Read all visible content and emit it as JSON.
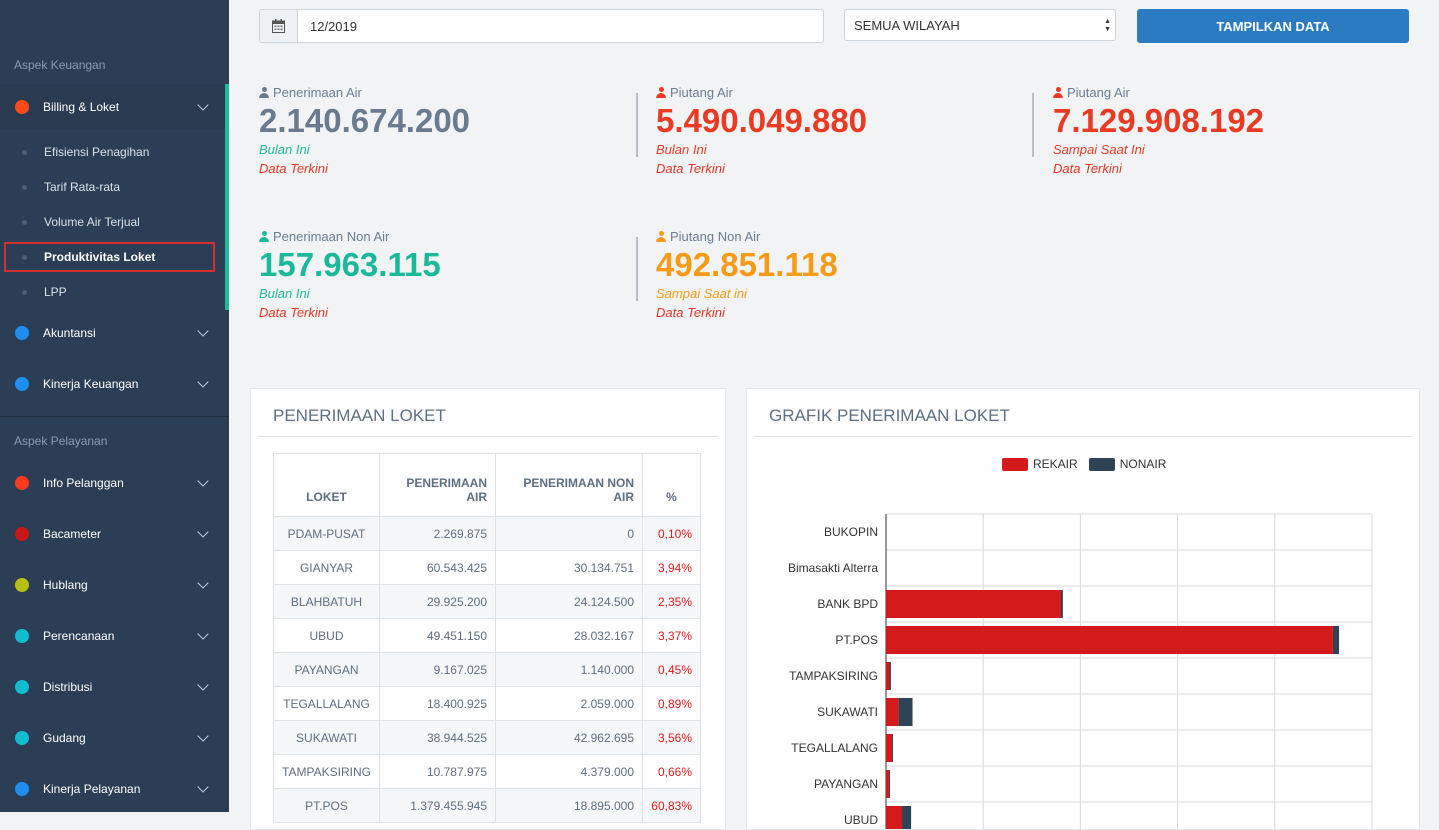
{
  "sidebar": {
    "sections": [
      {
        "title": "Aspek Keuangan"
      },
      {
        "title": "Aspek Pelayanan"
      }
    ],
    "finance_items": [
      {
        "label": "Billing & Loket",
        "color": "#ff4a1a"
      },
      {
        "label": "Akuntansi",
        "color": "#1e8ff0"
      },
      {
        "label": "Kinerja Keuangan",
        "color": "#1e8ff0"
      }
    ],
    "billing_sub": [
      {
        "label": "Efisiensi Penagihan"
      },
      {
        "label": "Tarif Rata-rata"
      },
      {
        "label": "Volume Air Terjual"
      },
      {
        "label": "Produktivitas Loket"
      },
      {
        "label": "LPP"
      }
    ],
    "service_items": [
      {
        "label": "Info Pelanggan",
        "color": "#ff3b1f"
      },
      {
        "label": "Bacameter",
        "color": "#c91616"
      },
      {
        "label": "Hublang",
        "color": "#b7bf11"
      },
      {
        "label": "Perencanaan",
        "color": "#12bcd0"
      },
      {
        "label": "Distribusi",
        "color": "#12bcd0"
      },
      {
        "label": "Gudang",
        "color": "#12bcd0"
      },
      {
        "label": "Kinerja Pelayanan",
        "color": "#1e8ff0"
      }
    ]
  },
  "filters": {
    "period": "12/2019",
    "region": "SEMUA WILAYAH",
    "show_button": "TAMPILKAN DATA"
  },
  "stats": [
    {
      "label": "Penerimaan Air",
      "value": "2.140.674.200",
      "sub1": "Bulan Ini",
      "sub2": "Data Terkini",
      "color": "#6b7b8f"
    },
    {
      "label": "Piutang Air",
      "value": "5.490.049.880",
      "sub1": "Bulan Ini",
      "sub2": "Data Terkini",
      "color": "#ea3a24"
    },
    {
      "label": "Piutang Air",
      "value": "7.129.908.192",
      "sub1": "Sampai Saat Ini",
      "sub2": "Data Terkini",
      "color": "#ea3a24"
    },
    {
      "label": "Penerimaan Non Air",
      "value": "157.963.115",
      "sub1": "Bulan Ini",
      "sub2": "Data Terkini",
      "color": "#1ab99a"
    },
    {
      "label": "Piutang Non Air",
      "value": "492.851.118",
      "sub1": "Sampai Saat ini",
      "sub2": "Data Terkini",
      "color": "#f79a16"
    }
  ],
  "table_card": {
    "title": "PENERIMAAN LOKET",
    "headers": [
      "LOKET",
      "PENERIMAAN AIR",
      "PENERIMAAN NON AIR",
      "%"
    ],
    "rows": [
      [
        "PDAM-PUSAT",
        "2.269.875",
        "0",
        "0,10%"
      ],
      [
        "GIANYAR",
        "60.543.425",
        "30.134.751",
        "3,94%"
      ],
      [
        "BLAHBATUH",
        "29.925.200",
        "24.124.500",
        "2,35%"
      ],
      [
        "UBUD",
        "49.451.150",
        "28.032.167",
        "3,37%"
      ],
      [
        "PAYANGAN",
        "9.167.025",
        "1.140.000",
        "0,45%"
      ],
      [
        "TEGALLALANG",
        "18.400.925",
        "2.059.000",
        "0,89%"
      ],
      [
        "SUKAWATI",
        "38.944.525",
        "42.962.695",
        "3,56%"
      ],
      [
        "TAMPAKSIRING",
        "10.787.975",
        "4.379.000",
        "0,66%"
      ],
      [
        "PT.POS",
        "1.379.455.945",
        "18.895.000",
        "60,83%"
      ]
    ]
  },
  "chart_card": {
    "title": "GRAFIK PENERIMAAN LOKET"
  },
  "chart_data": {
    "type": "bar",
    "orientation": "horizontal",
    "stacked": true,
    "title": "GRAFIK PENERIMAAN LOKET",
    "categories": [
      "BUKOPIN",
      "Bimasakti Alterra",
      "BANK BPD",
      "PT.POS",
      "TAMPAKSIRING",
      "SUKAWATI",
      "TEGALLALANG",
      "PAYANGAN",
      "UBUD"
    ],
    "series": [
      {
        "name": "REKAIR",
        "color": "#d41a1a",
        "values": [
          0,
          0,
          540000000,
          1379455945,
          10787975,
          38944525,
          18400925,
          9167025,
          49451150
        ]
      },
      {
        "name": "NONAIR",
        "color": "#2e4356",
        "values": [
          0,
          0,
          6000000,
          18895000,
          4379000,
          42962695,
          2059000,
          1140000,
          28032167
        ]
      }
    ],
    "xlim": [
      0,
      1500000000
    ],
    "legend_position": "top",
    "grid": true
  }
}
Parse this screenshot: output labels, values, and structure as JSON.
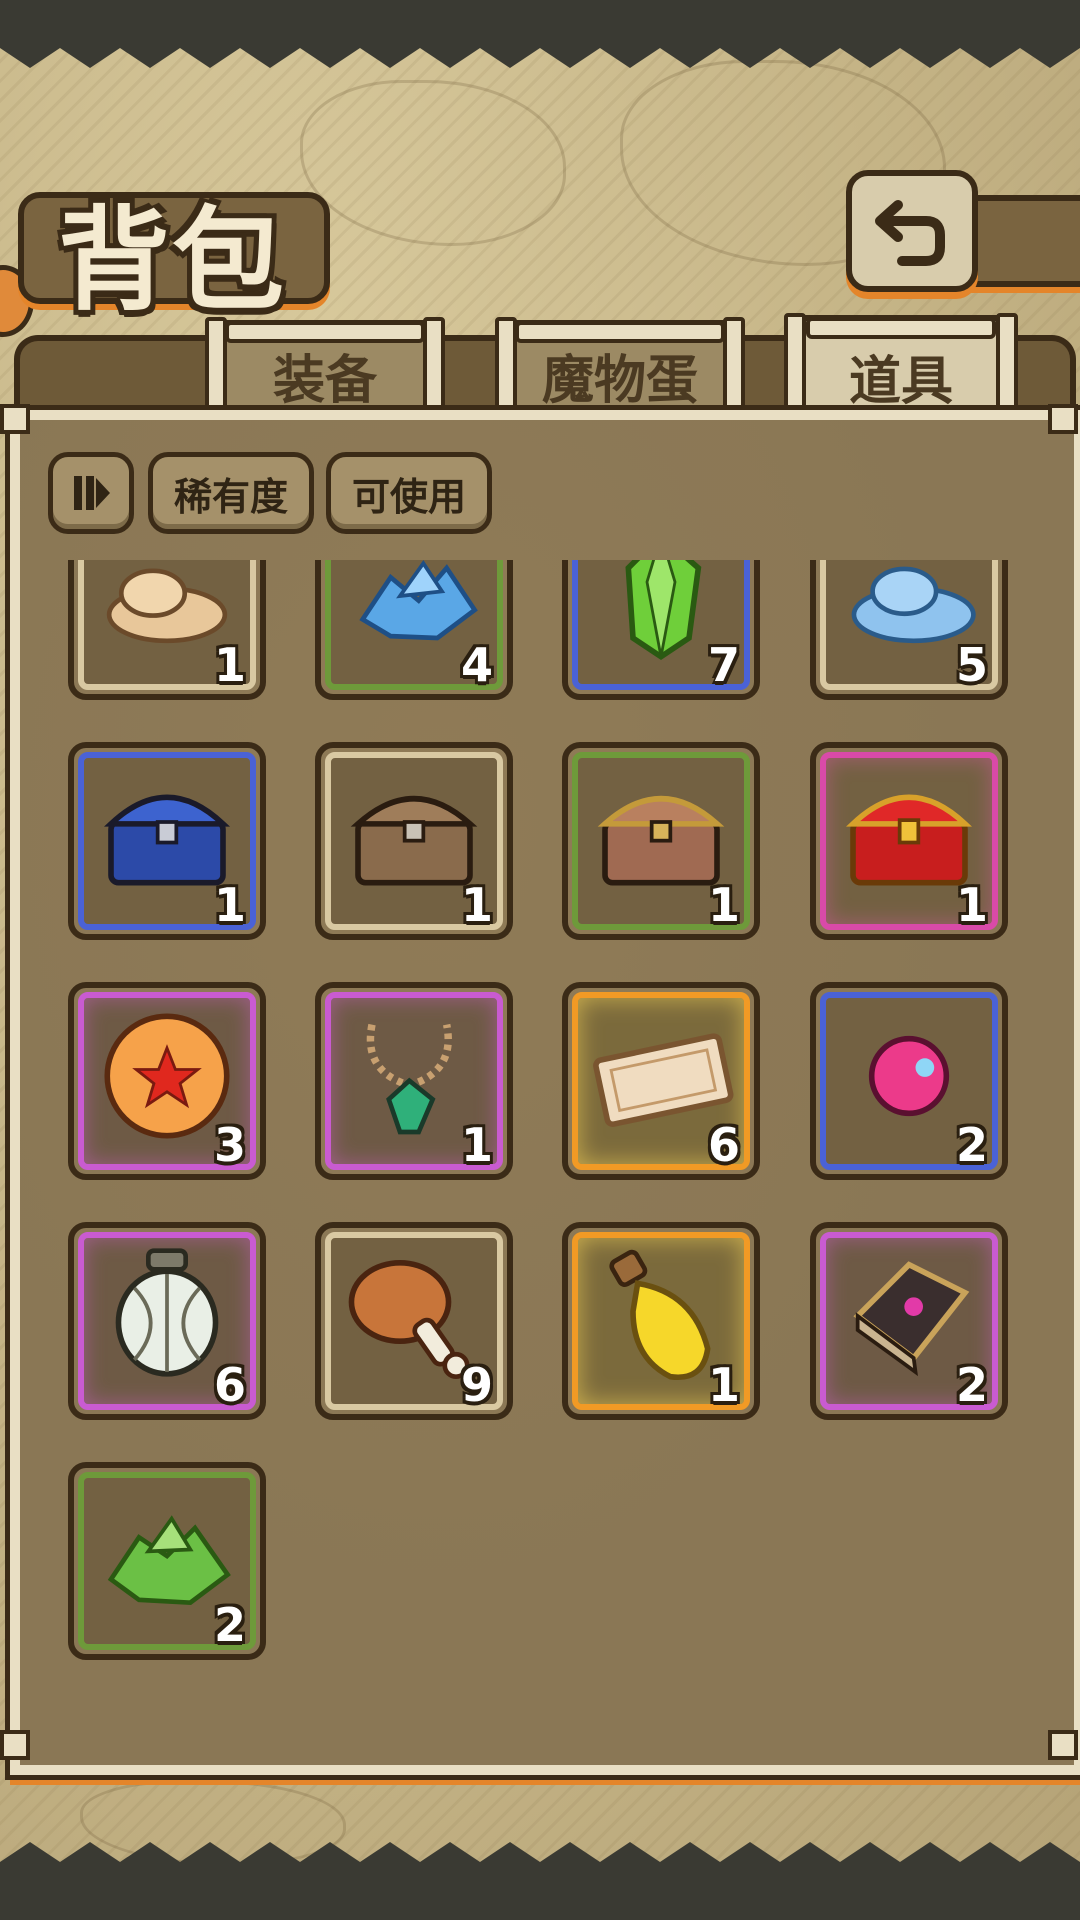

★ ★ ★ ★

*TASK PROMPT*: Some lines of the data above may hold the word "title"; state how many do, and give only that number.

*SOLUTION TO THE PROBLEM*: 5